Gifts of immovable property obtained from anyone other than family without payment are taxable if the stamp duty value exceeds Rs 50,000. However, if this property is received after paying some amount from someone other than relatives, and that amount is less than the stamp duty value of the same property by more than Rs. 50,000, the difference between the stamp duty value of the property and such amount is taxable.
There is no Car Tax
According to the Income Tax Act, assets worth more than Rs 50,000, such as shares and stocks, jewellery, archaeological collections, paintings, sculptures and art, or gold, might contain anything. The automobile, however, is not considered property. As a result, the vehicle may not be liable to gift tax.
Exemption from taxes on gifts received from them. Section 56 of the Income Tax Act exempts gifts from family from taxation.
Examples of Non-Taxable Gifts
Gifts received from family are excluded from income taxation. The definition of a relative is defined in the Act. A related, according to the definition, means-
- The individual’s spouse
- The individual’s sibling
- A sibling of the individual’s spouse
- A sibling of either of the individual’s parents
- The individual’s lineal descendant or ascendant, or the individual’s spouse
Gifts received from anybody other than the people named above will be taxed if they exceed the Rs.50,000 limit.
Further, any gifts given on the occasion of a wedding or transferred under a will or by way of inheritance are exempt from tax. This is irrespective of whether the gifts are received from a relative or any other person.
These things are Taxed
Any immovable property like land, building, etc. having stamp duty of more than Rs 50000, jewellery, shares, paintings or other costly articles exceeding Rs 50000, other than immovable property Any property worth more than Rs 50000 is included.
Income Tax on gifts would be subject to the following limits:
Income Tax on gifts would be subject to the following limits:
|Gifts Received in the form of
|Chargeable to Income-tax if
|Aggregate value exceeds Rs 50,000 in a Financial Year (FY)
|Movable Property without consideration
|Aggregate Fair Market Value (FMV) exceeds Rs 50,000 in a FY
|Movable Property with consideration
|Aggregate FMV exceeds the consideration by Rs 50,000 in a FY
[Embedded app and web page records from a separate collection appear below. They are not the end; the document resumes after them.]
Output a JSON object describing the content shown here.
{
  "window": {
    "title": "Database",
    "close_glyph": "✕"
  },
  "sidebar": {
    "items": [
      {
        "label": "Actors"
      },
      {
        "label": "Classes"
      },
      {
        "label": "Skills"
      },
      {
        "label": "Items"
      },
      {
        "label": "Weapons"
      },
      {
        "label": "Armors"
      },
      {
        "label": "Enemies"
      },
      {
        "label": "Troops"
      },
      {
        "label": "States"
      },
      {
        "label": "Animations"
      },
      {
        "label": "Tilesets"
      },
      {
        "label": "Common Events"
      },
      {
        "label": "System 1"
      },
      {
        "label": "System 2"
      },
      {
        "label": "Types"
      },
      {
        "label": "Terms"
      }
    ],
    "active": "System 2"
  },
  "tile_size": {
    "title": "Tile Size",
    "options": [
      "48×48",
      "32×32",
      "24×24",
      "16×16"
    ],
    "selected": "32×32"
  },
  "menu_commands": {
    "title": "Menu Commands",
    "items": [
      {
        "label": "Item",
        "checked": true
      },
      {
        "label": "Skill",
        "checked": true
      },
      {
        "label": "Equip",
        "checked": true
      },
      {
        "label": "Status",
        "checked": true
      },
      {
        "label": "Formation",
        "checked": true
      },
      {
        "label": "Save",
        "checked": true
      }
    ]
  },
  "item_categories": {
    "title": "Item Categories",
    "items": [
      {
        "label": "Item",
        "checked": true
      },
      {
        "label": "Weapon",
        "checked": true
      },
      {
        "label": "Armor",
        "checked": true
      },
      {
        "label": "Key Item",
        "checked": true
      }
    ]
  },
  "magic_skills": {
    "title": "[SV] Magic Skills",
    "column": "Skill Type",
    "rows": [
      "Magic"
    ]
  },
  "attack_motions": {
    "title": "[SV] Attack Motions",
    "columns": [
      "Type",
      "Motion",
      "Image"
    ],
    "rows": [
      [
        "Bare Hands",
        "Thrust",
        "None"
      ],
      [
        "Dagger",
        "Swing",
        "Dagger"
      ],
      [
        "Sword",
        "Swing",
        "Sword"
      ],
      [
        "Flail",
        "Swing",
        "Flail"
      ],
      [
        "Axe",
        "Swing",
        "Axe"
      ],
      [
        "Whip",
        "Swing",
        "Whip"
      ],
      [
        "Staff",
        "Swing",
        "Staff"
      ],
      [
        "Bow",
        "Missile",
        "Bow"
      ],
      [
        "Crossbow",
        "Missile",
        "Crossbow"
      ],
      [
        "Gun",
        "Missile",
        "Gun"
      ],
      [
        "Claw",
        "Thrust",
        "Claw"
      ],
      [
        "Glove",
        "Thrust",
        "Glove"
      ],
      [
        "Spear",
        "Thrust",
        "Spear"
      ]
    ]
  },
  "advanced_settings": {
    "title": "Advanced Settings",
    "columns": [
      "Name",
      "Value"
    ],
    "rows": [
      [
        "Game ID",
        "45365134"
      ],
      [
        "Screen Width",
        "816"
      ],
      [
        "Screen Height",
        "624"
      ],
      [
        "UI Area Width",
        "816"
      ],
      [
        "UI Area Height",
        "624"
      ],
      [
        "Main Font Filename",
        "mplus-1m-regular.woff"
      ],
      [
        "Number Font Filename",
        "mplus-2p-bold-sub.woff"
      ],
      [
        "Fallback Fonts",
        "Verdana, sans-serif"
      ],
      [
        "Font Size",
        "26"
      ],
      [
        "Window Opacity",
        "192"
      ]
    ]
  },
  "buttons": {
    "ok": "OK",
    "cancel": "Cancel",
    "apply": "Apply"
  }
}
|Immovable Property without consideration
|Stamp duty value of exceeds Rs 50,000
|Immovable Property with consideration
|Stamp duty value exceeds the consideration by Rs. 50,000 as well as the stamp duly value exceeding the consideration by 5%
Company Diwali Bonus/Voucher
Any gift certificate worth more than Rs 5,000 would be deemed part of your pay and taxed according to the appropriate tax bracket. Furthermore, any money credited to your account by the firm will be deemed salary and taxed accordingly. This implies that any Diwali bonus paid by your firm will be taxed.
It should be mentioned that any monetary present from the firm, even if it is less than Rs 5,000, would be taxed because it will be deemed part of your income. However, Rs 4,999 in the form of a voucher or coupon is exempt from tax.